» TRY IT
The answer is one number. Say how many lines in the entries below include the word "JSON".

[EXERCISE INPUT Boundary: Start]

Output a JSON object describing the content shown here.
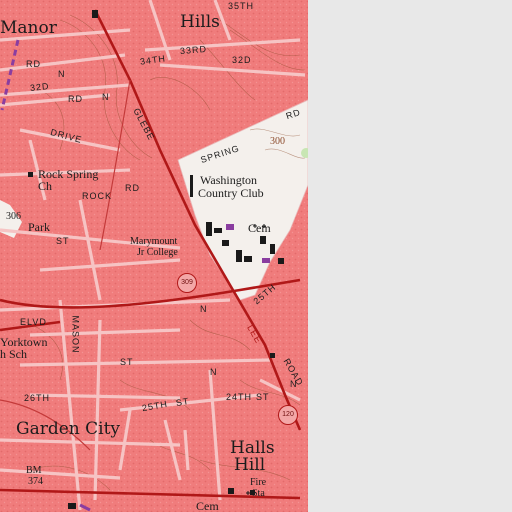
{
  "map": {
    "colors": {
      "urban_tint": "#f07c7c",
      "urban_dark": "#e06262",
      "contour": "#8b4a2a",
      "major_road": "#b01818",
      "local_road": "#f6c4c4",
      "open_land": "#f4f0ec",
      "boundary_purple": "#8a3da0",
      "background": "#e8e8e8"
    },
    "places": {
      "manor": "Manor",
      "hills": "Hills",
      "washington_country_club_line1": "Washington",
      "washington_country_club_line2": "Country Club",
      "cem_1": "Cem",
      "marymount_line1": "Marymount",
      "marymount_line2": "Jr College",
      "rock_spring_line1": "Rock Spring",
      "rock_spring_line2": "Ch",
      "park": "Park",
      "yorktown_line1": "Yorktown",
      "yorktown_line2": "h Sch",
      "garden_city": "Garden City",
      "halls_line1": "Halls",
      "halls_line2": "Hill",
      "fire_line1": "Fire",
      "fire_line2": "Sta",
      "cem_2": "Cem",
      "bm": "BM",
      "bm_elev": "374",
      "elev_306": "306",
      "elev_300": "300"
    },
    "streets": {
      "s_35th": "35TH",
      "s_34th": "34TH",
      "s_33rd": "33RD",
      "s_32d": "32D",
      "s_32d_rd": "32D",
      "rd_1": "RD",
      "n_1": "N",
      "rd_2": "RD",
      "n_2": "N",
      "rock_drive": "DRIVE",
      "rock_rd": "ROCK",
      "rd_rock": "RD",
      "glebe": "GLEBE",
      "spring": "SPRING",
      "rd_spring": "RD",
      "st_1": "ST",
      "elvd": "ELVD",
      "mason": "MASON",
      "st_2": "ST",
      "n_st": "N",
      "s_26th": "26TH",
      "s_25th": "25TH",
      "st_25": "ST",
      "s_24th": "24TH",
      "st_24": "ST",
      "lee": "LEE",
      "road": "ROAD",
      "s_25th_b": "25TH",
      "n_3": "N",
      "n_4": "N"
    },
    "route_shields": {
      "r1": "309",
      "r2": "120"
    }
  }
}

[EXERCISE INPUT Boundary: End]
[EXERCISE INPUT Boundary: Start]

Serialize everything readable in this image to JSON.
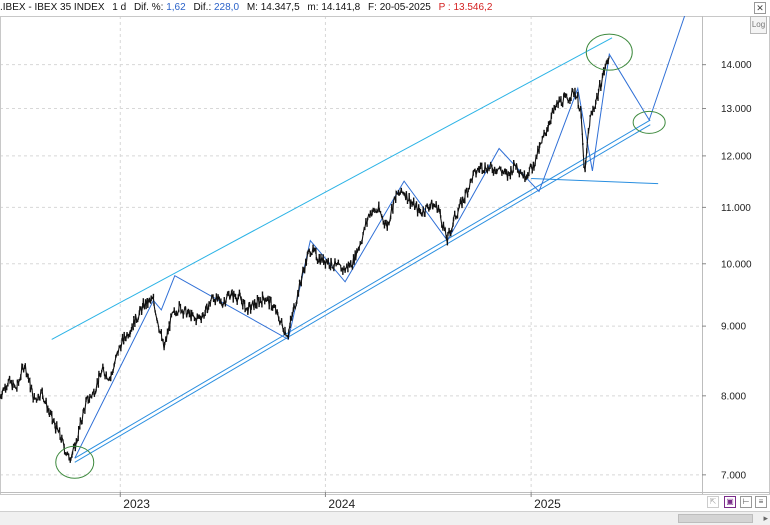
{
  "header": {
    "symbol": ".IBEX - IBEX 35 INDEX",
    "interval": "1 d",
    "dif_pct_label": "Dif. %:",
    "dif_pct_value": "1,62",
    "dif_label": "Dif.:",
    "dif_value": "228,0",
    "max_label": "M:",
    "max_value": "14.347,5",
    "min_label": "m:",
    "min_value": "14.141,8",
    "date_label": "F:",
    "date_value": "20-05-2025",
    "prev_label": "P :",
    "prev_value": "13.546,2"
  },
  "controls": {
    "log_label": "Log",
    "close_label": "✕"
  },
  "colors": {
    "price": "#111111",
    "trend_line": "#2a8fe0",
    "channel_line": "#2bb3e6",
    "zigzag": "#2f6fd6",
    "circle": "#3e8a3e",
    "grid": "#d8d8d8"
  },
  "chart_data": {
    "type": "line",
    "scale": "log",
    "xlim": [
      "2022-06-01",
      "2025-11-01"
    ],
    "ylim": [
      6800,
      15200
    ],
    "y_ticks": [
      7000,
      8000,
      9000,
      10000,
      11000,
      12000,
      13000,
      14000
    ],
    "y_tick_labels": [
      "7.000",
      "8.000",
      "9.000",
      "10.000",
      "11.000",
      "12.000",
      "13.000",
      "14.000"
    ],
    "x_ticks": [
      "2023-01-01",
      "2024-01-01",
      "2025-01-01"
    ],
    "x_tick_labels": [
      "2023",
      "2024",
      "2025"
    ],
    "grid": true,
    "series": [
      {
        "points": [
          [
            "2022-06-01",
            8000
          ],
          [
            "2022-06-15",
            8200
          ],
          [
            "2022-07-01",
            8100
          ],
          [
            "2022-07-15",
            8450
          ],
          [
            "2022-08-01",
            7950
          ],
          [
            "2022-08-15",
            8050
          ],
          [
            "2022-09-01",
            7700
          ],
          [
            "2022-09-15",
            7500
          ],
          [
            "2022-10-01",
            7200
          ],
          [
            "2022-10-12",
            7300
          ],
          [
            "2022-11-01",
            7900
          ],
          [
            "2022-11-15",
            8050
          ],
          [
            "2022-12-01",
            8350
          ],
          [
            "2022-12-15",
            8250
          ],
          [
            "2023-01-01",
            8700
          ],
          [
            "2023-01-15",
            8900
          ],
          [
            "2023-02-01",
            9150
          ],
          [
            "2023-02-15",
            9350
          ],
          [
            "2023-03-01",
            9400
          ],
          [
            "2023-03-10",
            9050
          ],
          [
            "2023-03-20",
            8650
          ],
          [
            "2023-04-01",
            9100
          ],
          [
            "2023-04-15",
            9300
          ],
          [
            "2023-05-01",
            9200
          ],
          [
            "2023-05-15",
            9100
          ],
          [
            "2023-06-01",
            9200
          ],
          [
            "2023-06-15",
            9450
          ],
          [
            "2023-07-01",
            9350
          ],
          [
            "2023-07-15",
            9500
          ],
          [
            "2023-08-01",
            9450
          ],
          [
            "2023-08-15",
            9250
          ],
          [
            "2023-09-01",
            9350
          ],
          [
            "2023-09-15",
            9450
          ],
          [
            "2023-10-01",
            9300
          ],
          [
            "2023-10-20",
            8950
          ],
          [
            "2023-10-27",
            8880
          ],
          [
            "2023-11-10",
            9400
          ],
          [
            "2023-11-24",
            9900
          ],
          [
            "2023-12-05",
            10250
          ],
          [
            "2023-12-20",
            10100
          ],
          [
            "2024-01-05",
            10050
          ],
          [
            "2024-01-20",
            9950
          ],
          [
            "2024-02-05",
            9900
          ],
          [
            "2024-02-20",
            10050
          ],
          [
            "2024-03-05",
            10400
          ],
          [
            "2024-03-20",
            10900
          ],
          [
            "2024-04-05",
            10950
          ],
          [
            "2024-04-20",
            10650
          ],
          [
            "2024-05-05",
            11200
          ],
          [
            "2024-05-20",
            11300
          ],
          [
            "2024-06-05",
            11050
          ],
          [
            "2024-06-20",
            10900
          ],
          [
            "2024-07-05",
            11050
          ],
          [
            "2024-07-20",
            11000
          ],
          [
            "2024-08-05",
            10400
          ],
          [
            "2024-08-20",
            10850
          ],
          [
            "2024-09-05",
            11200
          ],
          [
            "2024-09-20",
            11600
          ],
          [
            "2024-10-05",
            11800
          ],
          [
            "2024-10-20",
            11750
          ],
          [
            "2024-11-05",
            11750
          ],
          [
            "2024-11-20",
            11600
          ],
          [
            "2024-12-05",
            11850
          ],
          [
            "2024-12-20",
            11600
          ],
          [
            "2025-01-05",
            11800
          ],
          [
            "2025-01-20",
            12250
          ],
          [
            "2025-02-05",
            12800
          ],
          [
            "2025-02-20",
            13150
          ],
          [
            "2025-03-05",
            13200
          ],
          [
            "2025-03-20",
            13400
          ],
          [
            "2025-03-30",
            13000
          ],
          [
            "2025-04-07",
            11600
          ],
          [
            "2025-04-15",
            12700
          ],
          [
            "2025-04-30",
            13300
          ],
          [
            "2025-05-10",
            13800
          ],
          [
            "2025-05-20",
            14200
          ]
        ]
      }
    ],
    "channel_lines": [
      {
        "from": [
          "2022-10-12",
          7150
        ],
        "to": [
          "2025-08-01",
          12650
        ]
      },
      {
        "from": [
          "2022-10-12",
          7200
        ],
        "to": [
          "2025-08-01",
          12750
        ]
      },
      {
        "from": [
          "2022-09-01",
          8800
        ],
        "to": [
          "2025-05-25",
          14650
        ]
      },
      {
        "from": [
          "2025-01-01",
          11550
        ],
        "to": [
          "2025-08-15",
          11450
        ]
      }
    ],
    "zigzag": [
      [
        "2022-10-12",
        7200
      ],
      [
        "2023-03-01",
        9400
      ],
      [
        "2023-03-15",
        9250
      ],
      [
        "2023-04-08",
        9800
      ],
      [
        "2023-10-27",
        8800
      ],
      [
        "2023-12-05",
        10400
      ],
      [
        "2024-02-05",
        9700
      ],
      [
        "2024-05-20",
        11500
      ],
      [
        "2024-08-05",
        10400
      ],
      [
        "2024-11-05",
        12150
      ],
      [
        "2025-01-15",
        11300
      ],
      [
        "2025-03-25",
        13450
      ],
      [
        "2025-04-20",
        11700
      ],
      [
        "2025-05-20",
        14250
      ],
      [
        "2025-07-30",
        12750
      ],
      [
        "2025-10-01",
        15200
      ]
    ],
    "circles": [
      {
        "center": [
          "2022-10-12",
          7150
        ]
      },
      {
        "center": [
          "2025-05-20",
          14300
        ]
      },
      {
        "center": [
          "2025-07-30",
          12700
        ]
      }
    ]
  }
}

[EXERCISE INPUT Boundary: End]

» WRITTEN RESPONSE
2